In some cases, yes. Generally, the police need a warrant to search a person’s vehicle. However, there are many exceptions.

For example, if the police notice illegal drugs or weapons in your vehicle at the checkpoint, they can search your vehicle. If you are arrested, they may also perform an inventory search while preparing to have it towed.

In some cases, exigent circumstances may also justify a warrantless search of your vehicle at a DUI checkpoint. Exigent circumstances are instances when an imminent threat of harm or destruction of evidence exists.

Can I challenge my arrest at a DUI checkpoint?

Yes. You may challenge your arrest at DUI checkpoints. However, to be successful, you will need to hire an experienced OVI defense lawyer. You will then have to plead not guilty. If you plead guilty or take a plea deal, you cannot challenge the arrest.

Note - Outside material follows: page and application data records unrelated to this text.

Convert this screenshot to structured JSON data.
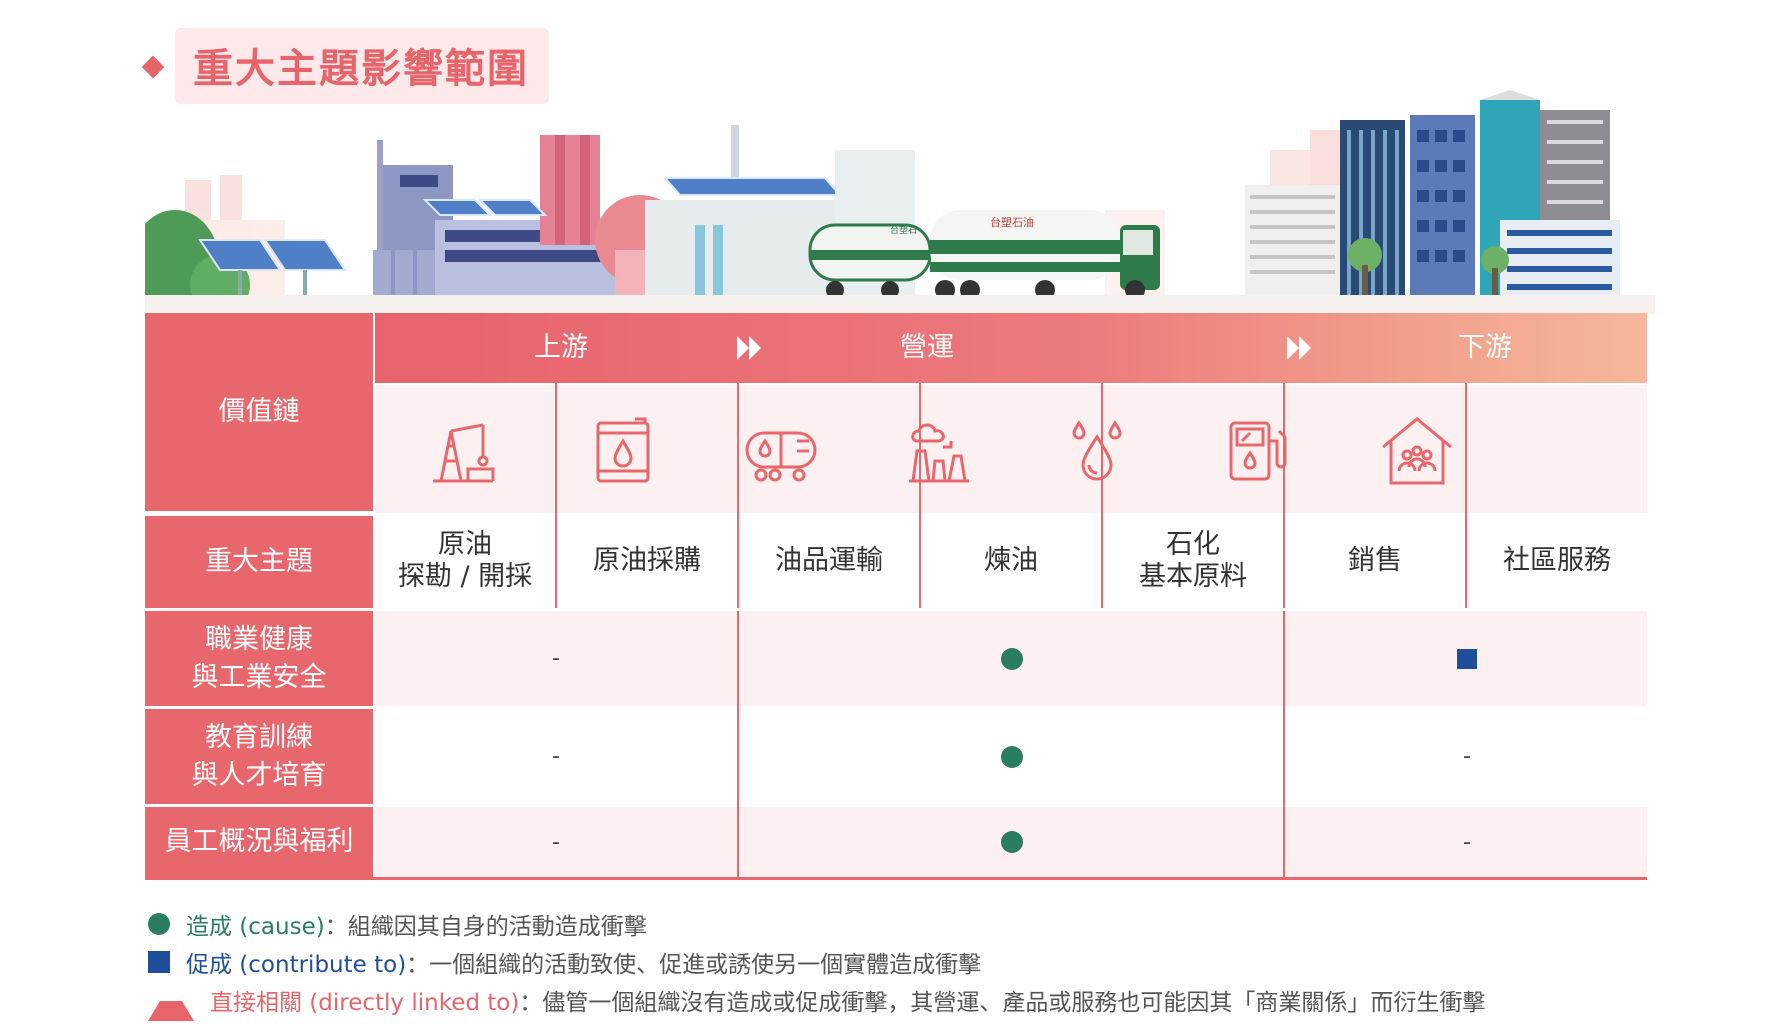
{
  "title": "重大主題影響範圍",
  "row_labels": {
    "value_chain": "價值鏈",
    "topic": "重大主題",
    "ohs": "職業健康\n與工業安全",
    "training": "教育訓練\n與人才培育",
    "welfare": "員工概況與福利"
  },
  "stages": {
    "upstream": "上游",
    "operations": "營運",
    "downstream": "下游"
  },
  "truck_logo": "台塑石油",
  "truck_logo_small": "台塑石",
  "icons": [
    "oil-rig-icon",
    "oil-barrel-icon",
    "tanker-truck-icon",
    "refinery-icon",
    "petrochemical-drops-icon",
    "gas-pump-icon",
    "community-house-icon"
  ],
  "topics": [
    "原油\n探勘 / 開採",
    "原油採購",
    "油品運輸",
    "煉油",
    "石化\n基本原料",
    "銷售",
    "社區服務"
  ],
  "impacts": {
    "ohs": {
      "upstream": "-",
      "operations": "cause",
      "downstream": "contribute"
    },
    "training": {
      "upstream": "-",
      "operations": "cause",
      "downstream": "-"
    },
    "welfare": {
      "upstream": "-",
      "operations": "cause",
      "downstream": "-"
    }
  },
  "dash": "-",
  "legend": [
    {
      "symbol": "circle",
      "term": "造成 (cause)",
      "desc": "：組織因其自身的活動造成衝擊"
    },
    {
      "symbol": "square",
      "term": "促成 (contribute to)",
      "desc": "：一個組織的活動致使、促進或誘使另一個實體造成衝擊"
    },
    {
      "symbol": "triangle",
      "term": "直接相關 (directly linked to)",
      "desc": "：儘管一個組織沒有造成或促成衝擊，其營運、產品或服務也可能因其「商業關係」而衍生衝擊"
    }
  ],
  "colors": {
    "accent": "#e8676d",
    "cause": "#2a7d5f",
    "contribute": "#1f4e9a",
    "linked": "#e8646b"
  }
}
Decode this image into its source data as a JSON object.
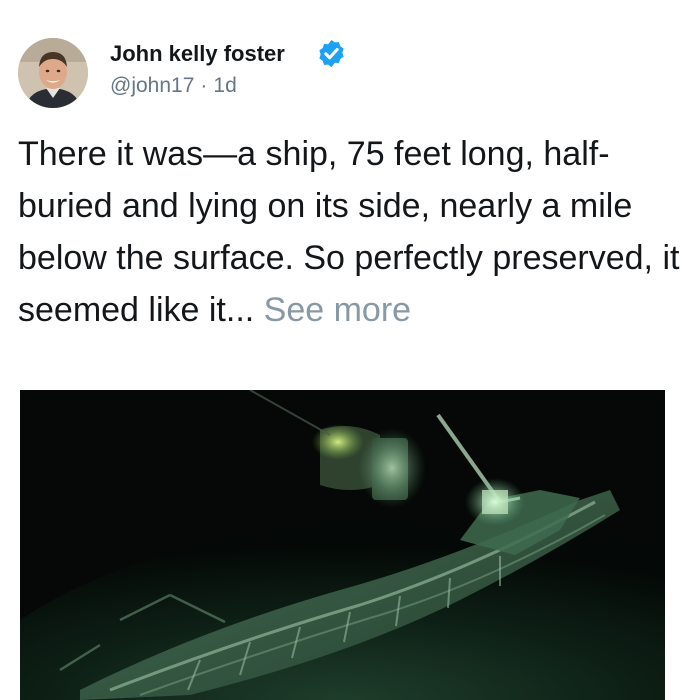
{
  "tweet": {
    "author": {
      "name": "John kelly foster",
      "handle": "@john17",
      "verified": true
    },
    "separator": "·",
    "time": "1d",
    "text": "There it was—a ship, 75 feet long, half-buried and lying on its side, nearly a mile below the surface. So perfectly preserved, it seemed like it...",
    "see_more_label": "See more",
    "icons": {
      "verified": "verified-badge-icon",
      "avatar": "avatar"
    },
    "colors": {
      "text": "#14171a",
      "secondary": "#657786",
      "see_more": "#8899a6",
      "verified": "#1da1f2"
    }
  }
}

From there, your attorney will request a pretrial and attempt to get your case dismissed or reduced. If it does not, your case could go to trial, where you will need an experienced advocate to fight for your freedom.